By Steve Blankinship,
Peabody Group’s 1,500 MW Thoroughbred coal-fired plant will be built on the company’s site near Central City, Ky. Photo courtesy of Peabody Group
Despite the fact that it currently produces more than half the electricity in the U.S., over the past two decades coal has remained a slumbering energy giant in terms of new capacity. Now, the giant is stirring. Soaring gas prices, critical energy shortages in the western U.S. and potential shortfalls elsewhere have energy providers revising old plans and drawing up fresh ones to get new coal generating capacity up and running.
One of the more dramatic coal generation announcements in recent months comes from Peabody Group. Coal’s resurgence may allow Peabody to reclaim its own destiny following decades of ownership by other companies. Peabody has announced it will sell about $300 million worth of stock to gradually ease out of ownership by merchant bankers Lehman Brothers, and announced plans to build The Thoroughbred Energy Campus, a 1,500 MW mine-mouth coal-fired power plant in Muhlenberg County, Kentucky on the company’s Gibraltar mine site.
Thoroughbred will consist of two 750 MW coal-fired units equipped with state-of-the art environmental controls that, according to company officials, will make the plant the cleanest, lowest emission generating facility of its size east of the Mississippi River. It would mark the first time ever that a coal company has built, owned and operated a coal plant. Peabody is seeking a joint venture partner for the power plant project. By building the plant at the site of the coal, the fuel cost advantage over natural gas is further enhanced by eliminating the cost and logistics associated with long-distance rail transportation. Although the region has several major coal-fired plants in operation, Jacob Williams, Peabody’s vice president of commercial services, says Thoroughbred will be “the region’s low cost winner, bar none.”
Peabody is the world’s largest private-sector coal producer with 9.5 billion tons of coal reserves. Much of the coal Peabody mines is low-sulfur coal produced from the Powder River Basin area in Wyoming.

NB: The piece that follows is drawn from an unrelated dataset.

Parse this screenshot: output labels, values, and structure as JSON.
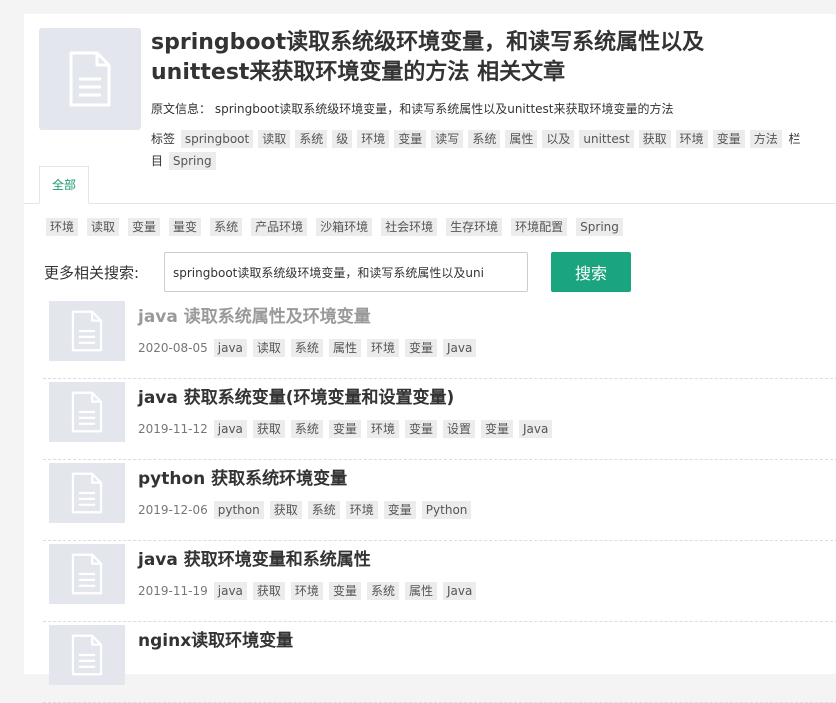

Peabody sold 179.2 million tons of coal in the year ended March 31, 2000, up from 93.3 million tons in 1990. The company owns and operates mines in Arizona, Colorado, Montana, New Mexico, Wyoming, Illinois, Indiana, Kentucky and West Virginia.

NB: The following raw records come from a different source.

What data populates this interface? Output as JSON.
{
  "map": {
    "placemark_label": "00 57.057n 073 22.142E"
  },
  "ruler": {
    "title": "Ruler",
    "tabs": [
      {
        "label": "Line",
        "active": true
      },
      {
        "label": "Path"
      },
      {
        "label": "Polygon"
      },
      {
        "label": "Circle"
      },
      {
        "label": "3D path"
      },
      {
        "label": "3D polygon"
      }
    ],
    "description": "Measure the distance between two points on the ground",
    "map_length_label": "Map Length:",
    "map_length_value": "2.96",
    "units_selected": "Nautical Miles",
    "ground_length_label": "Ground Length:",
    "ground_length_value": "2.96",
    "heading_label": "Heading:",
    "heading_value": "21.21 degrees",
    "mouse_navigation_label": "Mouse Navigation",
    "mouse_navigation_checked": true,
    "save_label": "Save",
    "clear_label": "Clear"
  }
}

Peabody says it has been in discussion with a number of parties regarding new coal-based generation, perhaps on the company’s large land holdings. “Coal tends to be more predictable, both in pricing and supply, than either oil or natural gas,” says Vic Svec, vice president of public relations for Peabody. “We expect to see more coal-based generation in the future.” Peabody expects the coal industry to grow at a faster pace than in previous years. “Coal accounts for 85 percent of all fossil fuel reserves in the U.S., while natural gas is ten percent and oil is five percent,” Svec said. “This long-term supply reserves of coal makes it an attractive fuel for utilities.”
Peabody is not the only coal company planning to build the generation capacity to use it. Westmoreland Coal Company has submitted a proposal to regulatory officials to develop, own and operate a 500 MW lignite-fired power plant near Gascoyne, North Dakota. The company’s existing operations include Powder River Basin coal mining and seven independent power projects.

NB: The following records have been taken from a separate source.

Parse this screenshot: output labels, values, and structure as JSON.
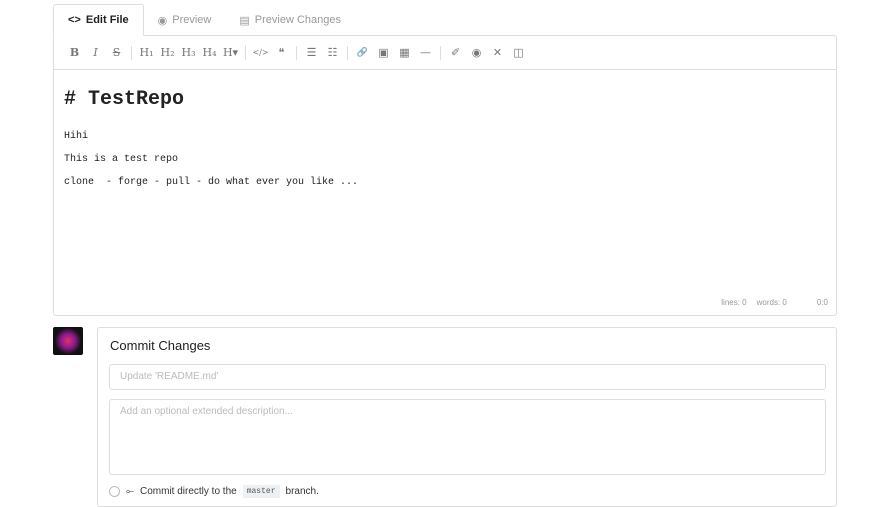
{
  "tabs": [
    {
      "label": "Edit File",
      "icon": "code-icon"
    },
    {
      "label": "Preview",
      "icon": "eye-icon"
    },
    {
      "label": "Preview Changes",
      "icon": "diff-icon"
    }
  ],
  "toolbar": {
    "bold": "B",
    "italic": "I",
    "strike": "S",
    "h1": "H₁",
    "h2": "H₂",
    "h3": "H₃",
    "h4": "H₄",
    "h5": "H▾",
    "code": "</>",
    "quote": "❝",
    "ul": "☰",
    "ol": "☷",
    "link": "🔗",
    "image": "▣",
    "table": "▦",
    "hr": "—",
    "eraser": "✐",
    "preview": "◉",
    "fullscreen": "✕",
    "side": "◫"
  },
  "editor": {
    "heading": "# TestRepo",
    "lines": [
      "Hihi",
      "This is a test repo",
      "clone  - forge - pull - do what ever you like ..."
    ],
    "status_lines": "lines: 0",
    "status_words": "words: 0",
    "status_cursor": "0:0"
  },
  "commit": {
    "title": "Commit Changes",
    "summary_placeholder": "Update 'README.md'",
    "description_placeholder": "Add an optional extended description...",
    "option_prefix": "Commit directly to the",
    "branch": "master",
    "option_suffix": "branch."
  }
}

Tri-State Generation and Transmission is considering building a $1.2 billion coal-fired power plant in southeastern Colorado. Construction could begin by 2003. Tri-State is a not-for-profit power generator owned by member co-ops. The Southeast Colorado Power Association is one of Tri-State’s members in the area and would be expected to sign on. The Arkansas River Power Association might also be a part owner and customer. If built, the new facility would be similar in size and operation to the association’s three unit, 1,264 MW Craig Station located in northwestern Colorado. Tri-State is now in the preliminary discussion stages to determine whether there is sufficient interest among other power suppliers in the region to participate in the project.
Wisconsin Energy Corp. has revealed plans for three 600 MW coal units, meaning 1,800 MW of WEC’s 2,800 MW of announced new capacity for Wisconsin customers will come from coal. And there are hints of renewed coal activity by at least a half dozen other major concerns. Due to increased demand, U.S. coal production is expected to be 21 million tons higher in 2001 than last year, a record 1.115 billion tons, according to the National Mining Association. “Good energy policy can neither neglect nor penalize coal,” says NMA President and CEO Jack Gerard. “California would not be in crisis today if they hadn’t foreclosed on coal in days gone by.”